Records for the exercise START
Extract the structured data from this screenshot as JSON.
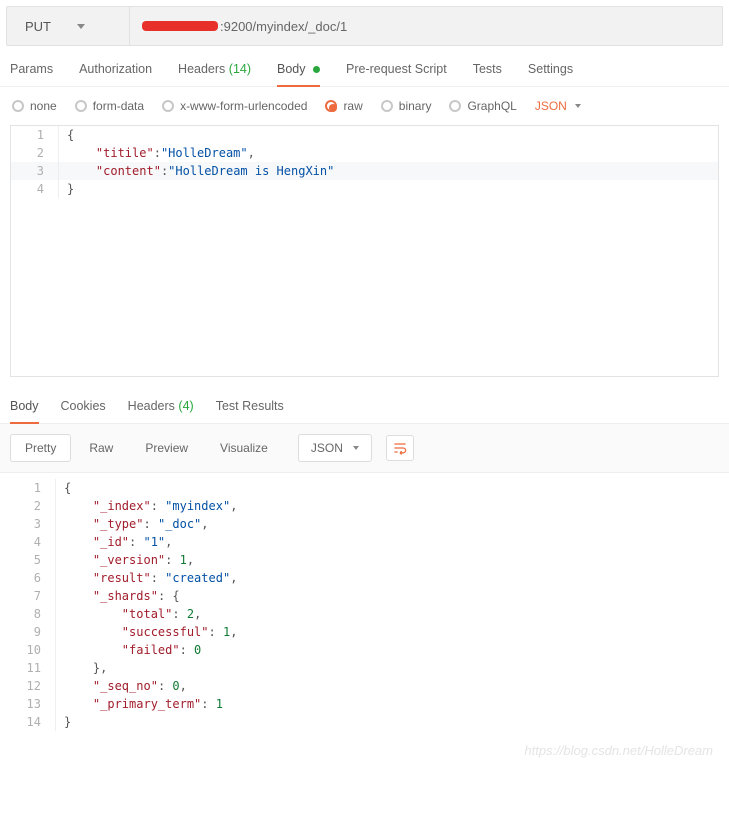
{
  "method": "PUT",
  "urlSuffix": ":9200/myindex/_doc/1",
  "reqTabs": {
    "params": "Params",
    "authorization": "Authorization",
    "headersLabel": "Headers",
    "headersCount": "(14)",
    "body": "Body",
    "prerequest": "Pre-request Script",
    "tests": "Tests",
    "settings": "Settings"
  },
  "bodyTypes": {
    "none": "none",
    "formdata": "form-data",
    "urlencoded": "x-www-form-urlencoded",
    "raw": "raw",
    "binary": "binary",
    "graphql": "GraphQL"
  },
  "bodyFormat": "JSON",
  "reqGutter": [
    "1",
    "2",
    "3",
    "4"
  ],
  "reqBody": {
    "keyTitle": "\"titile\"",
    "valTitle": "\"HolleDream\"",
    "keyContent": "\"content\"",
    "valContent": "\"HolleDream is HengXin\""
  },
  "resTabs": {
    "body": "Body",
    "cookies": "Cookies",
    "headersLabel": "Headers",
    "headersCount": "(4)",
    "testResults": "Test Results"
  },
  "resToolbar": {
    "pretty": "Pretty",
    "raw": "Raw",
    "preview": "Preview",
    "visualize": "Visualize",
    "type": "JSON"
  },
  "resGutter": [
    "1",
    "2",
    "3",
    "4",
    "5",
    "6",
    "7",
    "8",
    "9",
    "10",
    "11",
    "12",
    "13",
    "14"
  ],
  "resBody": {
    "index": {
      "k": "\"_index\"",
      "v": "\"myindex\""
    },
    "type": {
      "k": "\"_type\"",
      "v": "\"_doc\""
    },
    "id": {
      "k": "\"_id\"",
      "v": "\"1\""
    },
    "version": {
      "k": "\"_version\"",
      "v": "1"
    },
    "result": {
      "k": "\"result\"",
      "v": "\"created\""
    },
    "shards": {
      "k": "\"_shards\""
    },
    "total": {
      "k": "\"total\"",
      "v": "2"
    },
    "successful": {
      "k": "\"successful\"",
      "v": "1"
    },
    "failed": {
      "k": "\"failed\"",
      "v": "0"
    },
    "seqno": {
      "k": "\"_seq_no\"",
      "v": "0"
    },
    "primary": {
      "k": "\"_primary_term\"",
      "v": "1"
    }
  },
  "watermark": "https://blog.csdn.net/HolleDream"
}
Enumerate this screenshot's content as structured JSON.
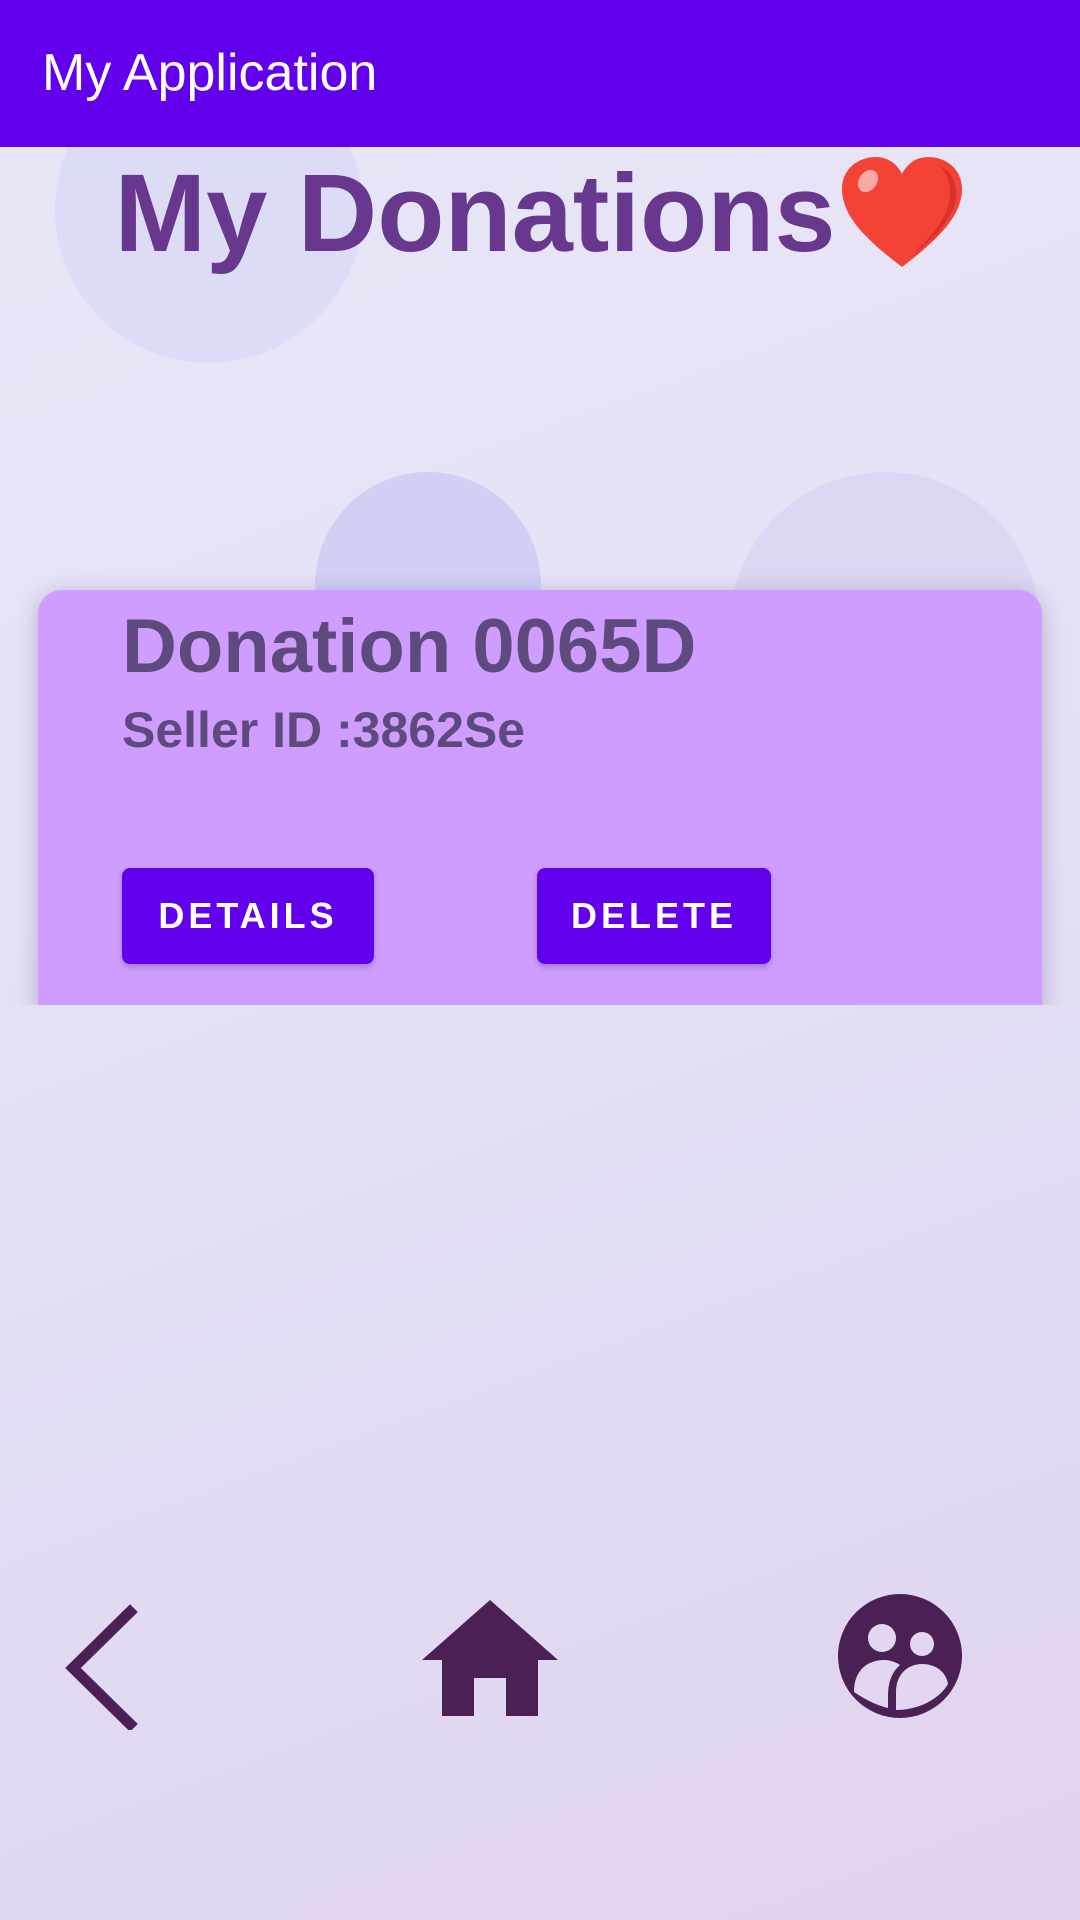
{
  "app_bar": {
    "title": "My Application",
    "color": "#6200ee"
  },
  "page": {
    "title": "My Donations",
    "title_emoji": "heart-icon"
  },
  "donation_card": {
    "title": "Donation 0065D",
    "seller_id": "Seller ID :3862Se",
    "details_label": "DETAILS",
    "delete_label": "DELETE",
    "card_color": "#cf9dff",
    "button_color": "#6200ee"
  },
  "bottom_nav": {
    "icons": [
      "back-icon",
      "home-icon",
      "people-icon"
    ],
    "icon_color": "#4b2155"
  }
}
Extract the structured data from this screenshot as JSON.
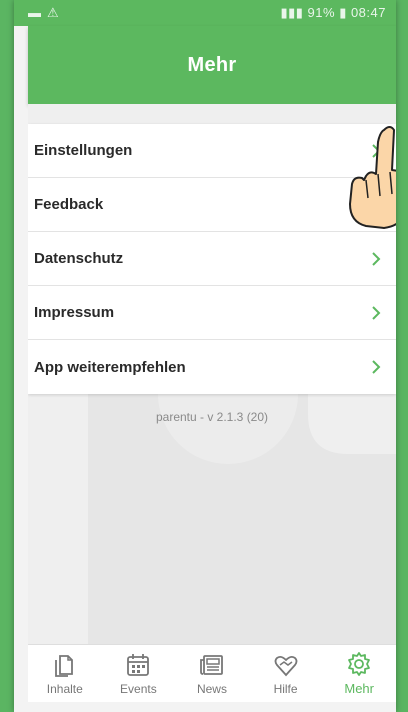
{
  "colors": {
    "accent": "#5cb85f",
    "text": "#2a2a2a",
    "muted": "#777777"
  },
  "statusbar": {
    "left_icons": [
      "message-icon",
      "warning-icon"
    ],
    "time": "08:47",
    "battery": "91%"
  },
  "appbar": {
    "title": "Mehr"
  },
  "menu": {
    "items": [
      {
        "label": "Einstellungen"
      },
      {
        "label": "Feedback"
      },
      {
        "label": "Datenschutz"
      },
      {
        "label": "Impressum"
      },
      {
        "label": "App weiterempfehlen"
      }
    ]
  },
  "version": "parentu - v 2.1.3 (20)",
  "tabs": [
    {
      "label": "Inhalte",
      "icon": "documents-icon",
      "active": false
    },
    {
      "label": "Events",
      "icon": "calendar-icon",
      "active": false
    },
    {
      "label": "News",
      "icon": "newspaper-icon",
      "active": false
    },
    {
      "label": "Hilfe",
      "icon": "heart-hands-icon",
      "active": false
    },
    {
      "label": "Mehr",
      "icon": "gear-icon",
      "active": true
    }
  ]
}
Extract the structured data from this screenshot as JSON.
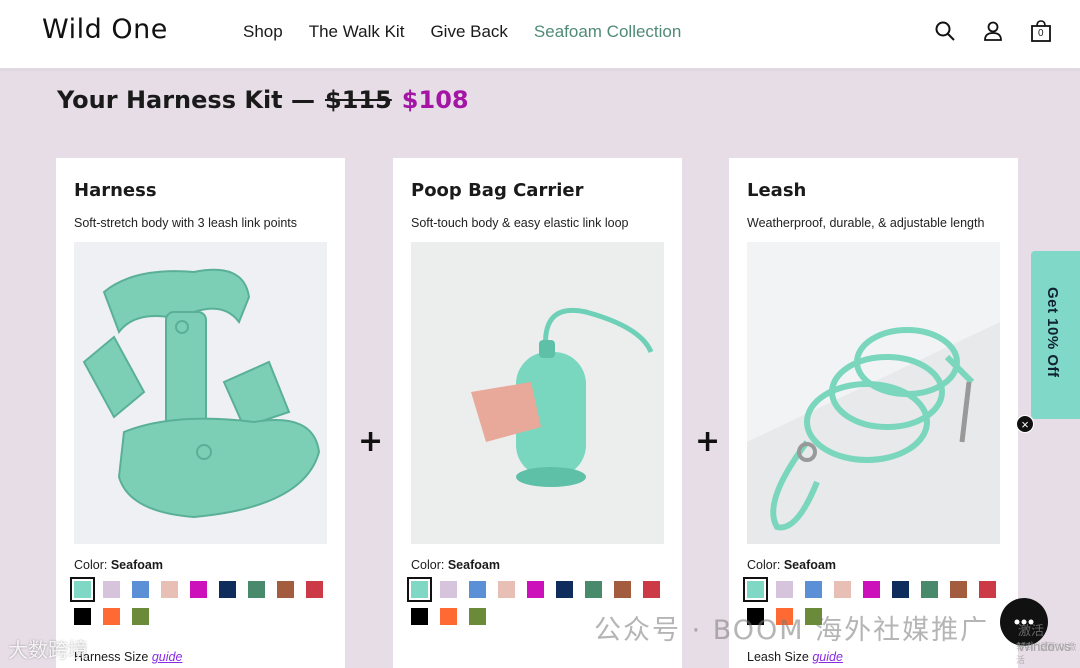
{
  "header": {
    "logo": "Wild One",
    "nav": [
      {
        "label": "Shop"
      },
      {
        "label": "The Walk Kit"
      },
      {
        "label": "Give Back"
      },
      {
        "label": "Seafoam Collection"
      }
    ],
    "cart_count": "0",
    "icons": [
      "search-icon",
      "account-icon",
      "cart-icon"
    ]
  },
  "kit": {
    "title": "Your Harness Kit —",
    "old_price": "$115",
    "new_price": "$108"
  },
  "cards": [
    {
      "title": "Harness",
      "subtitle": "Soft-stretch body with 3 leash link points",
      "color_label": "Color:",
      "color_value": "Seafoam",
      "size_label": "Harness Size",
      "size_link": "guide"
    },
    {
      "title": "Poop Bag Carrier",
      "subtitle": "Soft-touch body & easy elastic link loop",
      "color_label": "Color:",
      "color_value": "Seafoam",
      "size_label": "",
      "size_link": ""
    },
    {
      "title": "Leash",
      "subtitle": "Weatherproof, durable, & adjustable length",
      "color_label": "Color:",
      "color_value": "Seafoam",
      "size_label": "Leash Size",
      "size_link": "guide"
    }
  ],
  "swatch_colors": [
    "#7fd8c4",
    "#d6c4dd",
    "#5b8fd6",
    "#e8bfb5",
    "#cc11bb",
    "#0e2d5c",
    "#4a8a6c",
    "#a35c3e",
    "#cc3a48",
    "#000000",
    "#ff6a33",
    "#6b8a3a"
  ],
  "plus_sign": "+",
  "promo": {
    "label": "Get 10% Off",
    "close": "×"
  },
  "watermarks": {
    "wechat": "公众号 · BOOM 海外社媒推广",
    "brand": "大数跨境",
    "windows": "激活 Windows",
    "windows_sub": "转到\"设置\"以激活"
  },
  "colors": {
    "accent_green": "#4f8a78",
    "price_purple": "#a515a5",
    "page_bg": "#e6dde6",
    "promo_bg": "#7fd8c8"
  }
}
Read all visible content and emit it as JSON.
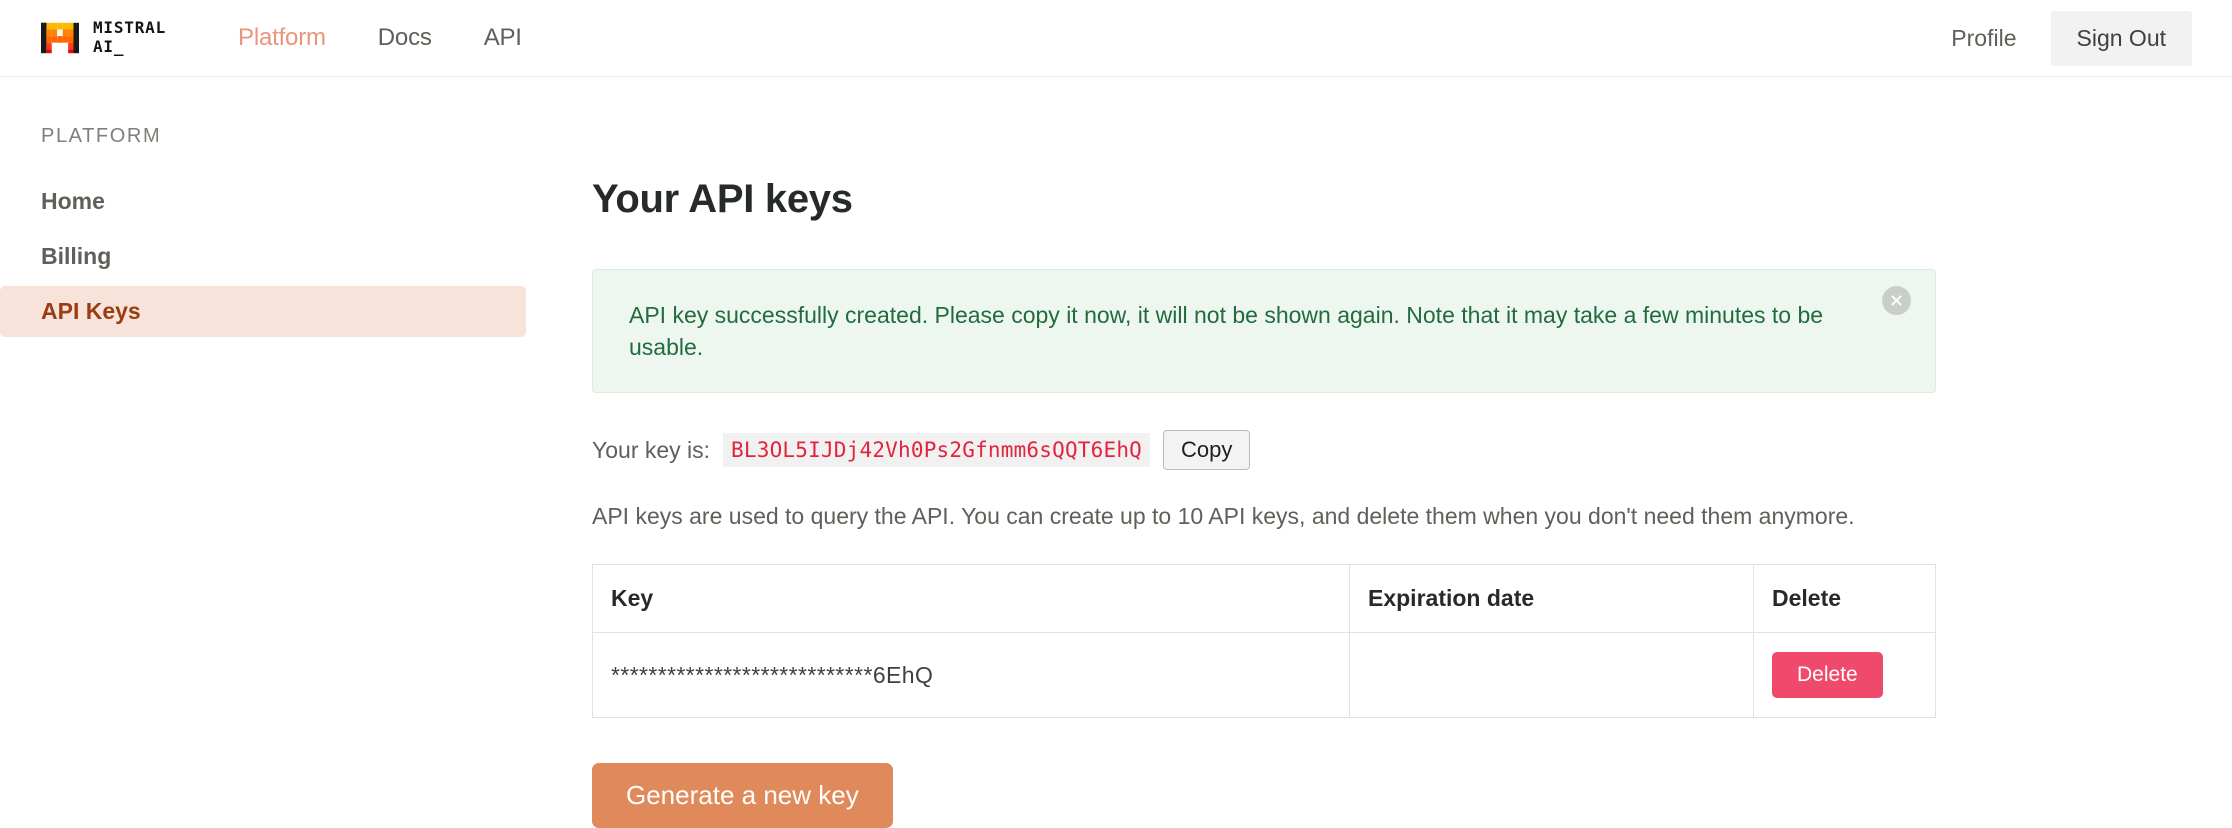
{
  "header": {
    "logo_icon": "mistral-logo-icon",
    "brand_name": "MISTRAL\nAI_",
    "nav": [
      {
        "label": "Platform",
        "active": true
      },
      {
        "label": "Docs",
        "active": false
      },
      {
        "label": "API",
        "active": false
      }
    ],
    "profile_label": "Profile",
    "signout_label": "Sign Out"
  },
  "sidebar": {
    "section_label": "PLATFORM",
    "items": [
      {
        "label": "Home",
        "active": false
      },
      {
        "label": "Billing",
        "active": false
      },
      {
        "label": "API Keys",
        "active": true
      }
    ]
  },
  "main": {
    "title": "Your API keys",
    "alert": {
      "message": "API key successfully created. Please copy it now, it will not be shown again. Note that it may take a few minutes to be usable.",
      "close_icon": "close-icon"
    },
    "key_line": {
      "label": "Your key is:",
      "value": "BL3OL5IJDj42Vh0Ps2Gfnmm6sQQT6EhQ",
      "copy_label": "Copy"
    },
    "description": "API keys are used to query the API. You can create up to 10 API keys, and delete them when you don't need them anymore.",
    "table": {
      "columns": [
        "Key",
        "Expiration date",
        "Delete"
      ],
      "rows": [
        {
          "key": "****************************6EhQ",
          "expiration_date": "",
          "delete_label": "Delete"
        }
      ]
    },
    "generate_label": "Generate a new key"
  },
  "colors": {
    "accent_orange": "#e0895a",
    "brand_peach": "#e8957c",
    "active_nav_bg": "#f7e3da",
    "active_nav_text": "#9b3d12",
    "alert_bg": "#edf7f0",
    "alert_text": "#226b3f",
    "key_text": "#e2243c",
    "delete_red": "#ef4a6b"
  }
}
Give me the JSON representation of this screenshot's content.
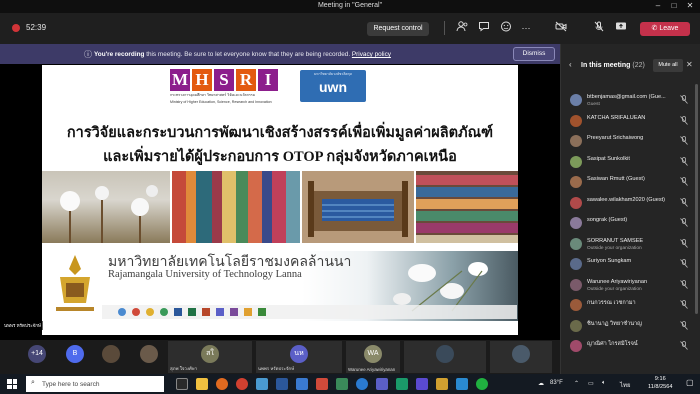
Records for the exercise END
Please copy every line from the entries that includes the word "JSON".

Extract the structured data from this screenshot as JSON.
  "bodyFormat": "JSON",
    "type": "JSON"
Enumerate this screenshot's content as structured JSON.
Extract the structured data from this screenshot as JSON.
Extract the structured data from this screenshot as JSON.
Read all visible content and emit it as JSON.
Give me the JSON representation of this screenshot's content.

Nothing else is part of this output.